So that’s how FOSSKriti’s been going so far. Tomorrow’s the last day. It’s been legendary! (I told you so …)

[photos soon]

And the surprises are out …

And the surprise is out — the wonderful folks at Cleartrip.com (especially Saurabh Nanda), in addition to being awesome and supporting sponsors, are going to be delivering two workshops.

The workshops are on Ruby on Rails (a hackfest will follow the workshop) and Common Lisp. I was around when these guys were planning out the workshops, and their energy and passion when it comes to RoR and CL is incredibly contagious.

So not only are these guys making FOSSKriti possible, they’re helping us make it kick even more butt!

(p.s.: more info on the CL workshop and RoR hackfest will be out soon)

FOSSकृति Update

Things are going well on the FOSSKriti front. We’ve got an awesome set of talks and workshops (but you’re going to have to wait to find out more here). We’ve got a great set of speakers who are not only good at what they do, but passionate to boot. It’s going to be legen…<wait for it>…dary!

What’s more, we’re having a Beagle Hackfest too! We’ve collected a set of easy-to-attack tasks that have cropped up on the mailing list and IRC in recent times. It’s been a long time since I was around a Beagle/Dashboard hackfest. I still remember the first time I got all excited about this stuff, back in the day. :-)

The schedule’s out, with a couple of surprises still to be sprung.

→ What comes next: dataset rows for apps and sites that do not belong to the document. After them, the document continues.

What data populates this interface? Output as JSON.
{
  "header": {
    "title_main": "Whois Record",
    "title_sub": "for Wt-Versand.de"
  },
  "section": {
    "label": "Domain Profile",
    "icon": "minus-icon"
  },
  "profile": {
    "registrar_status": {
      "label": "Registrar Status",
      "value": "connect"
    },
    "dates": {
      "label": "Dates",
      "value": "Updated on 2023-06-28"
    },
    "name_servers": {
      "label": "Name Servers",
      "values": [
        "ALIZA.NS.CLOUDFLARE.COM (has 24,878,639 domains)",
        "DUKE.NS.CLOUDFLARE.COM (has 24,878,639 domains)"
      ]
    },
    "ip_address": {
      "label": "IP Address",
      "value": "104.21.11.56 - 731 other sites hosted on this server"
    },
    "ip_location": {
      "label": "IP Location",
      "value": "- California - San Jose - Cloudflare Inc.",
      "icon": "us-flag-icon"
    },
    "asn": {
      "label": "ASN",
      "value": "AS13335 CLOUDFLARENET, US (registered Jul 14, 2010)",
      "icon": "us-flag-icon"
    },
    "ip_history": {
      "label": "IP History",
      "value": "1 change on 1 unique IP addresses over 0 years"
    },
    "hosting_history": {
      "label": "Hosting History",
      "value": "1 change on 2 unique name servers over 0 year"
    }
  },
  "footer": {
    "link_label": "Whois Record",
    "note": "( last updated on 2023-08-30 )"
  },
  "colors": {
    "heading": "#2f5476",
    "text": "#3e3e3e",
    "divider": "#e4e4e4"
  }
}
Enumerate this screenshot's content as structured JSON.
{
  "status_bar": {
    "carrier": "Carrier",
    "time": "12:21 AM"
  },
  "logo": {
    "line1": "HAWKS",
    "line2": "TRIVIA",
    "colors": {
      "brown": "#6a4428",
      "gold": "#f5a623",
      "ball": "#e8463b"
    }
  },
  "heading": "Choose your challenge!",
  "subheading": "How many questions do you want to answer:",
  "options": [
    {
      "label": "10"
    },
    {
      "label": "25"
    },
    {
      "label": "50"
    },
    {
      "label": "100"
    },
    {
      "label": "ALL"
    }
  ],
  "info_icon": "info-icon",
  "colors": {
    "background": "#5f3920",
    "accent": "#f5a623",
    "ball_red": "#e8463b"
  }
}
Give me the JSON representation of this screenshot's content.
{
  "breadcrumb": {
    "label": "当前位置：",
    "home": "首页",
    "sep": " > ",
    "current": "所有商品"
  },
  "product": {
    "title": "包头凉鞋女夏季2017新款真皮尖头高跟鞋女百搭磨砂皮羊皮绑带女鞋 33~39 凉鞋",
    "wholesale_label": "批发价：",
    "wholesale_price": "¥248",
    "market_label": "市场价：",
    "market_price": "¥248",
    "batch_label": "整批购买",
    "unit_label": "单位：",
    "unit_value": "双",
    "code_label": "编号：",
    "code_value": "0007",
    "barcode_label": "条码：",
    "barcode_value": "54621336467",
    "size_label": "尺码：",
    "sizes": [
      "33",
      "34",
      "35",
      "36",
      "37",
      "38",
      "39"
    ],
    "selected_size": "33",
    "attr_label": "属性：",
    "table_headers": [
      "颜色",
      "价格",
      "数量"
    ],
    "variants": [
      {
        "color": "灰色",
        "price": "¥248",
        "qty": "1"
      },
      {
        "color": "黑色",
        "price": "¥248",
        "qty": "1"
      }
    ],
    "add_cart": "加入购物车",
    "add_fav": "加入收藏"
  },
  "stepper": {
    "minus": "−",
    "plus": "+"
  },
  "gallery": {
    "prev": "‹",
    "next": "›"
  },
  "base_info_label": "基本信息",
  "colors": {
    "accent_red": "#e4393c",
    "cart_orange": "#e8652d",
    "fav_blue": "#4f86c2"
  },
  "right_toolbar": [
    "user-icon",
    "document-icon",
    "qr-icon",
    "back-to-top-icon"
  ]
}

If you’re going to be dropping by, drop me a line here!

More updates soon …